A compliance audit is a review that is conducted by the IRS under Title 26 of the Internal Revenue Code to determine whether a taxpayer is complying with accounting and information reporting requirements. Your federal income tax return for the year shown above was randomly selected for a compliance research check. We need to review randomly selected tax returns to better understand tax compliance and improve the fairness of the tax system. If we find any errors during the audit, we will give you the opportunity to explain them. The results of this and other compliance investigations will improve our efforts to help taxpayers understand and follow tax law, reduce unnecessary and costly investigations, and reduce the burden on taxpayers.
Please read the enclosed note 1332, why your return is being reviewed. What is the IRS National Research Program (NRP)? The IRS meets its need for up-to-date compliance information about the National Research Programme (NRP). The NRP is a comprehensive effort by the IRS to measure compliance with different tax types and different taxpayer groups.
This challenge is akin to a company that shows its shareholders that it is worthy of their investment and business. The NRP pioneered a comprehensive approach to case formation that provides auditors with a wide range of information about the taxpayer. Likewise, the tax authority must measure taxpayers’ compliance with federal income tax laws against contributing factors so that customer-focused programs and services can be improved or developed, and compliance information and tools can be improved. The measure of filing compliance is the percentage of tax reported on timely filed tax returns that are filed on time.
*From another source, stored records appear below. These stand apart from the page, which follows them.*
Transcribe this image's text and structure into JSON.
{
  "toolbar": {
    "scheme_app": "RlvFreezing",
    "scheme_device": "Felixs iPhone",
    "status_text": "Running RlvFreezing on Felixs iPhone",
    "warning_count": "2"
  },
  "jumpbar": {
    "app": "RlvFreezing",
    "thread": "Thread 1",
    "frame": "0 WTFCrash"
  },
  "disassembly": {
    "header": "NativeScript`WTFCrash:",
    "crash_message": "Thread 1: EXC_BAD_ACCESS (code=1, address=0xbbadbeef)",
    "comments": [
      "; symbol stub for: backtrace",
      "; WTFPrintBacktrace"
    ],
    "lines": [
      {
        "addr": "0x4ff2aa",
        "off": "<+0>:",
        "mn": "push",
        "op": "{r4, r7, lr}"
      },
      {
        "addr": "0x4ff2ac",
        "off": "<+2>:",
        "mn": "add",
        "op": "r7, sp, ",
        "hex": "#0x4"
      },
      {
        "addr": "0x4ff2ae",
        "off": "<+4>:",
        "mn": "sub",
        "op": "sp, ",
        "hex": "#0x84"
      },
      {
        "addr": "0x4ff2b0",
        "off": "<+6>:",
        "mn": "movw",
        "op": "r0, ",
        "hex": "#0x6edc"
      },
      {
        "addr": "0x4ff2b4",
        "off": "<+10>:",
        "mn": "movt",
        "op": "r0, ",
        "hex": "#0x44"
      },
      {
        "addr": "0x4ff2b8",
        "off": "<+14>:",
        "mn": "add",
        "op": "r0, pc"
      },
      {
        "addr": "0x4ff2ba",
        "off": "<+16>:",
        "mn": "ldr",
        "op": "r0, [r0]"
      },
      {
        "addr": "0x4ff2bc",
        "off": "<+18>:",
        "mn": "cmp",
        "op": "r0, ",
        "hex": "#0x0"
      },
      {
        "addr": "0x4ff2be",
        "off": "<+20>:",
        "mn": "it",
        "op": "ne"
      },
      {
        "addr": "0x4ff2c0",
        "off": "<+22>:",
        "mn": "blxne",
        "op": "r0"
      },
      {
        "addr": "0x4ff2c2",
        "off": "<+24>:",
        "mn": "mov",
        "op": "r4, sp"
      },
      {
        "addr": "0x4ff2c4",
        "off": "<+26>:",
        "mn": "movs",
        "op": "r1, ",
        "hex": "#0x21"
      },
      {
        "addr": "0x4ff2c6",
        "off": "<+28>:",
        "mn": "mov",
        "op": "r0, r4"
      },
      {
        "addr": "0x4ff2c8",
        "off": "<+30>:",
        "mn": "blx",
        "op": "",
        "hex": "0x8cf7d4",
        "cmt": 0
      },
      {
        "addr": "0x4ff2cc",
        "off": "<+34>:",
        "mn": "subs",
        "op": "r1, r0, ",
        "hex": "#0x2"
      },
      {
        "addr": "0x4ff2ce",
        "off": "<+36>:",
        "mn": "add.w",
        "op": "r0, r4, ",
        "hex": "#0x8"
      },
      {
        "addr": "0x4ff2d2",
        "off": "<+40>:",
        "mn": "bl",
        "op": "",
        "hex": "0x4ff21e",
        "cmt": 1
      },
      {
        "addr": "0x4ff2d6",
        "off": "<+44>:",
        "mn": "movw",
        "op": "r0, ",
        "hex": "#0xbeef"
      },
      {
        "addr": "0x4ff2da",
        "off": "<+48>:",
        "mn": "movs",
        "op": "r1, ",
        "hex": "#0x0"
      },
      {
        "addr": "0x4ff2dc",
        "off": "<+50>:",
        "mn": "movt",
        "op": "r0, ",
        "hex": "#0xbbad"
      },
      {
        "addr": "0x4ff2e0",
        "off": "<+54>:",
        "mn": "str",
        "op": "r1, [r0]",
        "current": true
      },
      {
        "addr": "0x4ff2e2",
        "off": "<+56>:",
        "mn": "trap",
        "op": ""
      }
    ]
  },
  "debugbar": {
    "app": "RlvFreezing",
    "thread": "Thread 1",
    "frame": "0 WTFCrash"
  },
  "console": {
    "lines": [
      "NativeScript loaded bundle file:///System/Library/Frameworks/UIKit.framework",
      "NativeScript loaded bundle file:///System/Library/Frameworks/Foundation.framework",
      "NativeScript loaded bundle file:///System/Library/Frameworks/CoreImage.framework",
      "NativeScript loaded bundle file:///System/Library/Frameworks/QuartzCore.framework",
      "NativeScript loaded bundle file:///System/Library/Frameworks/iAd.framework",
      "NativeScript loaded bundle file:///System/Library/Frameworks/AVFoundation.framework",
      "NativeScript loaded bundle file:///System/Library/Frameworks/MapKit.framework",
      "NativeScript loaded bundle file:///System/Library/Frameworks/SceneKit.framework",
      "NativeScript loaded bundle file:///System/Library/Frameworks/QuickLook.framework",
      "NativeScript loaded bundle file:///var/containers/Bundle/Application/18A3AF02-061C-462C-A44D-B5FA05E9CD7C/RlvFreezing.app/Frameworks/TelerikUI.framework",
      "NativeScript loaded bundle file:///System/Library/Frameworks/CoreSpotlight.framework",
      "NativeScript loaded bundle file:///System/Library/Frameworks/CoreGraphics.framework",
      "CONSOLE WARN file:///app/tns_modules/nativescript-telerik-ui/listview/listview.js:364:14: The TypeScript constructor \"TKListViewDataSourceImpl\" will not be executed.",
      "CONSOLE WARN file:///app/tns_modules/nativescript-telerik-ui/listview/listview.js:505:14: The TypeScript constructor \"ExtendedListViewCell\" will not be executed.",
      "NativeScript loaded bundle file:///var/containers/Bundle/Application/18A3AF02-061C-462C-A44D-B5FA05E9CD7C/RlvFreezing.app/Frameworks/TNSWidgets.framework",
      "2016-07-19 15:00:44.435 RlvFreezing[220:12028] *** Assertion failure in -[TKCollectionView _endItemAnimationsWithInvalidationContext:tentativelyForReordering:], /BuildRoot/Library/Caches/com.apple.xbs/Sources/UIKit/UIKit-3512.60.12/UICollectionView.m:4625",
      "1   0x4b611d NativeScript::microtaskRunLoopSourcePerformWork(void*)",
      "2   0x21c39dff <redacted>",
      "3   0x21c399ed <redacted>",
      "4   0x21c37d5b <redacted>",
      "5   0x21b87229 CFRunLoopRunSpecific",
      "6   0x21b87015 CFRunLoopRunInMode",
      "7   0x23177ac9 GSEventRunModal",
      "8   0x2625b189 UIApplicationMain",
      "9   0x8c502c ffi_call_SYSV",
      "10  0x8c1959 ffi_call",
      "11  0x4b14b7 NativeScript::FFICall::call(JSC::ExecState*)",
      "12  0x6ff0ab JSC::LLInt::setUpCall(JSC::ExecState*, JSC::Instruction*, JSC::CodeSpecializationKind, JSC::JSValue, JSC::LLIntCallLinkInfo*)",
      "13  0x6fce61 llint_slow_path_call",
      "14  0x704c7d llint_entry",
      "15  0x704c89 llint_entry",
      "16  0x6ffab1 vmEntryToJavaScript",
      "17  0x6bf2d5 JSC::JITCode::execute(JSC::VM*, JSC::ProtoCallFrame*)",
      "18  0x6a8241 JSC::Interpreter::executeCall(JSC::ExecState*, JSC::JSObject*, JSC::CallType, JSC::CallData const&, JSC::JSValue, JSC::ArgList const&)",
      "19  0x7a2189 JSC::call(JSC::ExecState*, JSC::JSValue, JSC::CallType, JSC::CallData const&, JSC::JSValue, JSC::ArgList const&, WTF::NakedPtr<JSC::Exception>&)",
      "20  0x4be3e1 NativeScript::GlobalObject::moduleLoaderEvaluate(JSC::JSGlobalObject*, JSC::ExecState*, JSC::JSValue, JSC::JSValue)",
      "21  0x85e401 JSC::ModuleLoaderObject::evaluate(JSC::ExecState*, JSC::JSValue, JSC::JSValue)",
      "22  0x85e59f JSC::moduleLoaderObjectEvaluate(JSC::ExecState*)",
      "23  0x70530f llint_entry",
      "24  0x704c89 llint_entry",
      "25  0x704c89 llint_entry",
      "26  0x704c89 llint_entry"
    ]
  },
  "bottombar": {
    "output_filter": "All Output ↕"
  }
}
If a compliant taxpayer is contacted unnecessarily or ineffectively by the IRS, public perception of the effectiveness and fairness of the federal tax system could be compromised. This IRM provides an overview of the need for current compliance measures and the National Research Program (NRP) approach to measuring and reporting compliance. Compliance measurement research, also known as a tax gap, examines how much tax is not paid voluntarily and on time. To ensure the validity of reporting compliance NRP studies, IRS auditors review the information on sampled returns and record any adjustments, regardless of how small or whether the adjustments favor the tax authority or taxpayers.
You’ll improve the IRS’s ability to detect violations, reduce the burden of unnecessary IRS contacts on compliant taxpayers, and support IRS operations departments’ strategic goals, program development, and resource allocation. Better formulas will ensure that non-compliant taxpayers are more likely to be selected for audit and that compliant taxpayers are less likely to be audited unnecessarily. This distinction is important, although the IRS does not have sufficient data at the time to clearly distinguish the level of non-compliance that results from intentional rather than unintentional errors. The correct estimation of DIF formulas requires accurately reported returns against which incorrectly reported items can be compared.
Under the Reform and Restructuring Act of 1998 (RRA ‘9), Congress mandated the IRS to provide services to taxpayers at a new and much higher level of service in the most cost-effective and least burdensome way possible.